Prime Day’s deceleration also comes as more competitors across retail have implemented their own versions of the event, even looking to get ahead of it by scheduling promotions a day earlier. Walmart’s Deals for Days and Target’s Deal Days are two of the biggest sales events created to compete after Amazon expanded Prime Day to 48 hours, and the events only got bigger once the shift to October was set in stone.

Fifty-three percent of Prime Day shoppers only considered Amazon for their purchases, while 47 percent considered other retailers and 19 percent compared prices before making their purchase.

That’s not to say Prime Day wasn’t an enormous sales driver this year. Amazon chief financial officer Brian Olsavsky revealed in an earnings call that Prime Day contributed 400 basis points (4 percentage points) to the e-commerce giant’s year-over-year revenue increase. Olsavsky, light on the event’s details, said his team was “really pleased” with the results.

One analyst on the call asked if the event is still a “once-per-year phenomenon” or if Amazon would consider multiple events to capitalize on seasonal trends, but Olsavsky said he didn’t have any news to announce at that time.

Amazon itself did not disclose how much was sold during the 2021 event, only revealing that third-party sellers surpassed 2020 totals of $3.5 billion. With such a focus on small businesses, Amazon is looking to continue growing the third-party sellers on its marketplace, committing $18 billion over the past year in various forms of assistance in logistics, services, programs, customer support and Prime Day assistance. Across the second quarter, third-party orders represented 56 percent of Amazon’s total paid units, up from 53 percent one year ago.

Although Amazon’s director of investor relations Dave Fildes referred to the influx of third-party sellers as a “20-year progression” in the earnings call, the Covid-19 pandemic definitely accelerated the process. As more shoppers opted to buy online when stores closed, a crush of sellers sought to open new sales channels.

A report from Marketplace Pulse showed that in 2020, nearly 1.3 million new sellers joined Amazon’s marketplace worldwide.
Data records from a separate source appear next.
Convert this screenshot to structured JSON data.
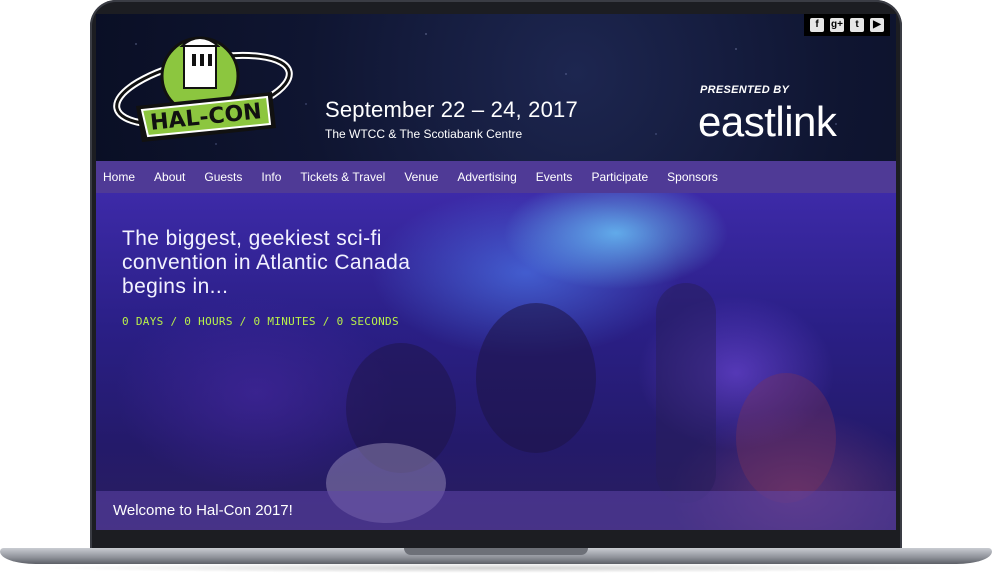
{
  "social": {
    "facebook": "f",
    "googleplus": "g+",
    "twitter": "t",
    "youtube": "▶"
  },
  "logo_text": "HAL-CON",
  "event": {
    "dates": "September 22 – 24, 2017",
    "venue": "The WTCC & The Scotiabank Centre"
  },
  "sponsor": {
    "presented_by": "PRESENTED BY",
    "name": "eastlink"
  },
  "nav": {
    "items": [
      "Home",
      "About",
      "Guests",
      "Info",
      "Tickets & Travel",
      "Venue",
      "Advertising",
      "Events",
      "Participate",
      "Sponsors"
    ]
  },
  "hero": {
    "headline": "The biggest, geekiest sci-fi convention in Atlantic Canada begins in...",
    "countdown": "0 DAYS / 0 HOURS / 0 MINUTES / 0 SECONDS",
    "welcome": "Welcome to Hal-Con 2017!"
  },
  "colors": {
    "nav_bg": "#4f3a96",
    "countdown": "#b8f04a",
    "logo_green": "#8cc63f"
  }
}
Nearly 14 percent of them signed up through Amazon.com in the United States. The highest number of new third-party sellers in the U.S. was recorded in April when “stay-at-home” measures were imposed in several states.

Statistics show that Amazon.in contributed 12.1 percent of new marketplace sellers. Amazon.nl and Amazon.co.uk followed with 8.5 percent and 8.2 percent share, respectively.